Of all the stories of rebirth in New Orleans this spring, that’s my favorite. But it’s not done. The hall and the musicians who fill it with music will still struggle once the jazz fest tourists go home. In the past, Preservation Hall had been open seven nights a week; the owners are going to try weekends only for a while, to see if they can make it. And that says nothing of the musicians and their families, not only those in the Preservation Hall Jazz Band but all those players who make New Orleans the most unique musical destination in the country.
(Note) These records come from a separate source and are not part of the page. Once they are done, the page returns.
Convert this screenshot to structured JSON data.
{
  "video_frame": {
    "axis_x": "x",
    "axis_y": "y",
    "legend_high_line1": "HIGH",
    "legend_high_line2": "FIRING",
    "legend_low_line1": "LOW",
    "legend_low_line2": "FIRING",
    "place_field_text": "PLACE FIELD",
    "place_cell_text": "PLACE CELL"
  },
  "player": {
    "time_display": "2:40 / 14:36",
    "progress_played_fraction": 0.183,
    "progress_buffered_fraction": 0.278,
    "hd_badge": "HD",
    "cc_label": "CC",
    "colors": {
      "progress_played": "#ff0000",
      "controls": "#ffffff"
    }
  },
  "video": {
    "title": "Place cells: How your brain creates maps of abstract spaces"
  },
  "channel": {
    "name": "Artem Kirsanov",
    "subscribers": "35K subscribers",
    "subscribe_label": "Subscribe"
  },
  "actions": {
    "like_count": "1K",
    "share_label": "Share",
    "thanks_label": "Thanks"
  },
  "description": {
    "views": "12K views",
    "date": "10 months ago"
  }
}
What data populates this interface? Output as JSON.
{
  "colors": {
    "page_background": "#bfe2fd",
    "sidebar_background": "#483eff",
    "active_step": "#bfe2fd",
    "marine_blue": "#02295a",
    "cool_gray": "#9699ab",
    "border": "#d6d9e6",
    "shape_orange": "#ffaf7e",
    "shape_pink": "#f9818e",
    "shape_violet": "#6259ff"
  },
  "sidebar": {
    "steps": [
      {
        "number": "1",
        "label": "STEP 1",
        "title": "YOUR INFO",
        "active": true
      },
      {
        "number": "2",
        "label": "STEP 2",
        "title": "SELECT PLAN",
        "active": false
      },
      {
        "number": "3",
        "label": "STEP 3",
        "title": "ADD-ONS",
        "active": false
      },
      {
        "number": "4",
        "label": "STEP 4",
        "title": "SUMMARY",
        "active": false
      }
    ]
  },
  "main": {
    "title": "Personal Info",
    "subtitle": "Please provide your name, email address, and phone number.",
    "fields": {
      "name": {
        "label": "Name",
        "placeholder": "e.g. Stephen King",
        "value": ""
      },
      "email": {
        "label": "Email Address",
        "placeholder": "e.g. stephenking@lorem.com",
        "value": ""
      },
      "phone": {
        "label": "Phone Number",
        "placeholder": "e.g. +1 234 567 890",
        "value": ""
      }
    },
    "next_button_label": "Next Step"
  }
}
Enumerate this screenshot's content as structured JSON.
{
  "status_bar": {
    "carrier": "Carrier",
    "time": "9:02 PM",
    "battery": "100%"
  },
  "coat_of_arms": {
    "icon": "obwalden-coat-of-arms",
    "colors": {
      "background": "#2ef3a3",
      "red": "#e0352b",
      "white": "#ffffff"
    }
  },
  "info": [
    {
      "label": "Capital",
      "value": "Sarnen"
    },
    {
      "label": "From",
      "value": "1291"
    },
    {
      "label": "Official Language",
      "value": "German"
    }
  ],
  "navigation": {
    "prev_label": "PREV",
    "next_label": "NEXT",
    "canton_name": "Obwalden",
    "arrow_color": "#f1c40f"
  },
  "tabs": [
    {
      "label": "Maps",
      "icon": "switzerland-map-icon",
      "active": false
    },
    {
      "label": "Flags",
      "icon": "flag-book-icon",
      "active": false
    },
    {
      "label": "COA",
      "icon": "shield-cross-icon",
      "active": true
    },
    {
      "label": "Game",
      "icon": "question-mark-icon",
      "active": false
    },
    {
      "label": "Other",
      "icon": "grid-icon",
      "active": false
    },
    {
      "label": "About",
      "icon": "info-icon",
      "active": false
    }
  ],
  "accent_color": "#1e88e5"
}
I’m sure many of you have already given donations to the Red Cross or through churches or other groups to help the folks in New Orleans. And they need it. But here’s my challenge for you. If you have a decent-sized record store nearby, go take a look at the jazz section. Dial up Amazon and search for “Preservation Hall.” Better still, go directly to the hall’s web page and hit their store. You get to help, but you get something in return. Buy a CD, just one. I own most of the CDs that are available at the hall’s site, and they’re all good. Even if you’re not someone normally inclined to listen to jazz of any kind, I promise — I guarantee — you’ll find something to like on any of those discs.
For about 16 bucks, you get a shot of cool music. You get to give a little help to some musicians who need it and to an institution that’s dedicated to preserving their place in the world. And you get to do something no less than help keep history alive. In my book, that’s a bargain.